In the last fiscal year, which ended in June, the United States admitted 133 Iraqi refugees. Since the invasion of Iraq in 2003, the U.S. has accepted 833 Iraqi refugees, according to the International Rescue Committee. The State Department has promised to admit 3,000 Iraqi refugees by September, but many refugee advocates say the department's lengthy processing time will allow them to admit only 1,500.
It is not (only) the United States that is sending the Iraqi Fulbrighters back:
The Iraqi Minister of Higher Education in 2006 urged U.S. officials to block Fulbright scholars from extending their U.S. student visas. "We discourage them to stay in the U.S." because Fulbright scholars are supposed to "help better Iraq in the future" by returning, said Dr. Hadi al Khalili, cultural attache at the Iraqi Embassy in Washington.
While a growing number of Iraqi students is applying for asylum in the United States, many others want to return, for instance Ali Fadhil, who is finishing a master's degree in journalism at New York University this fall:
Fadhil's father is a Sunni Muslim, his mother, a Shiite. His family still lives in Baghdad, and Fadhil, a married father of two, felt compelled to return to Iraq. This summer, Fadhil is filming an HBO documentary about Baghdad's Yarmouk Hospital and another for ESPN about corruption in government-sponsored sports. His wife and children have been granted asylum in the United States, but Fadhil plans to return to Baghdad this winter. "Iraqi Fulbrights should be allowed to stay in the U.S. if they want to, but the goal should be to serve their country," he said.

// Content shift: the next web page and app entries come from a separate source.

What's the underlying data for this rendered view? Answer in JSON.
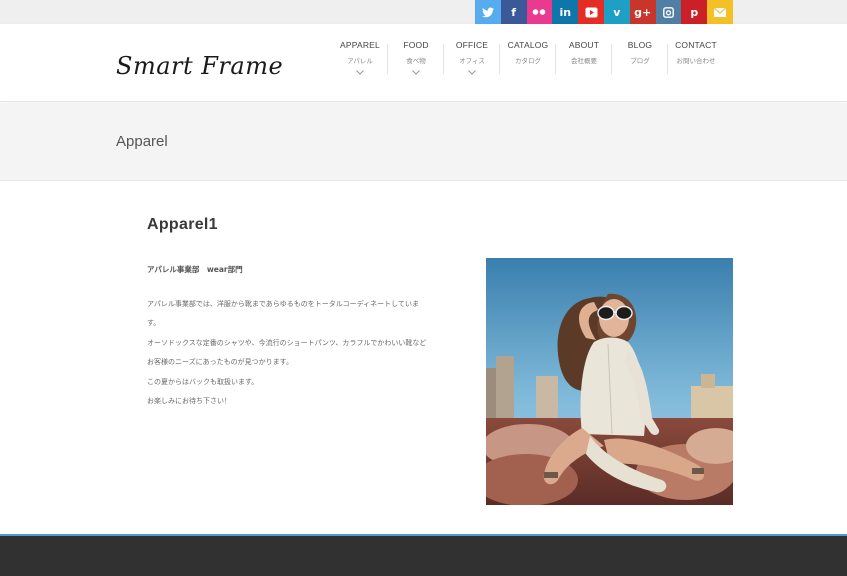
{
  "social": [
    {
      "name": "twitter",
      "icon": "twitter-icon",
      "color": "#55acee"
    },
    {
      "name": "facebook",
      "icon": "facebook-icon",
      "color": "#3b5998",
      "glyph": "f"
    },
    {
      "name": "flickr",
      "icon": "flickr-icon",
      "color": "#ea3a8f"
    },
    {
      "name": "linkedin",
      "icon": "linkedin-icon",
      "color": "#0e76a8",
      "glyph": "in"
    },
    {
      "name": "youtube",
      "icon": "youtube-icon",
      "color": "#e52d27"
    },
    {
      "name": "vimeo",
      "icon": "vimeo-icon",
      "color": "#1e9fc4",
      "glyph": "v"
    },
    {
      "name": "google-plus",
      "icon": "google-plus-icon",
      "color": "#c9352a",
      "glyph": "g+"
    },
    {
      "name": "instagram",
      "icon": "instagram-icon",
      "color": "#517fa4"
    },
    {
      "name": "pinterest",
      "icon": "pinterest-icon",
      "color": "#cb2027",
      "glyph": "p"
    },
    {
      "name": "email",
      "icon": "mail-icon",
      "color": "#f3c028"
    }
  ],
  "header": {
    "logo": "Smart Frame",
    "nav": [
      {
        "en": "APPAREL",
        "jp": "アパレル",
        "dropdown": true
      },
      {
        "en": "FOOD",
        "jp": "食べ物",
        "dropdown": true
      },
      {
        "en": "OFFICE",
        "jp": "オフィス",
        "dropdown": true
      },
      {
        "en": "CATALOG",
        "jp": "カタログ",
        "dropdown": false
      },
      {
        "en": "ABOUT",
        "jp": "会社概要",
        "dropdown": false
      },
      {
        "en": "BLOG",
        "jp": "ブログ",
        "dropdown": false
      },
      {
        "en": "CONTACT",
        "jp": "お問い合わせ",
        "dropdown": false
      }
    ]
  },
  "title_band": {
    "title": "Apparel"
  },
  "main": {
    "heading": "Apparel1",
    "subheading": "アパレル事業部　wear部門",
    "paragraphs": [
      "アパレル事業部では、洋服から靴まであらゆるものをトータルコーディネートしていま",
      "す。",
      "オーソドックスな定番のシャツや、今流行のショートパンツ、カラフルでかわいい靴など",
      "お客様のニーズにあったものが見つかります。",
      "この夏からはバックも取扱います。",
      "お楽しみにお待ち下さい！"
    ]
  },
  "colors": {
    "footer": "#313131",
    "footer_accent": "#4f9ad3",
    "title_band": "#f4f4f4"
  }
}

Read the full article in the Los Angeles Times, free registration required. Thank you, Pat, for recommending this article. Fair Use Webcustomers provides a copy of the article as well.Related post in the Atlantic Review from November 2006: Iraqi Fulbrighters Speak about their Concerns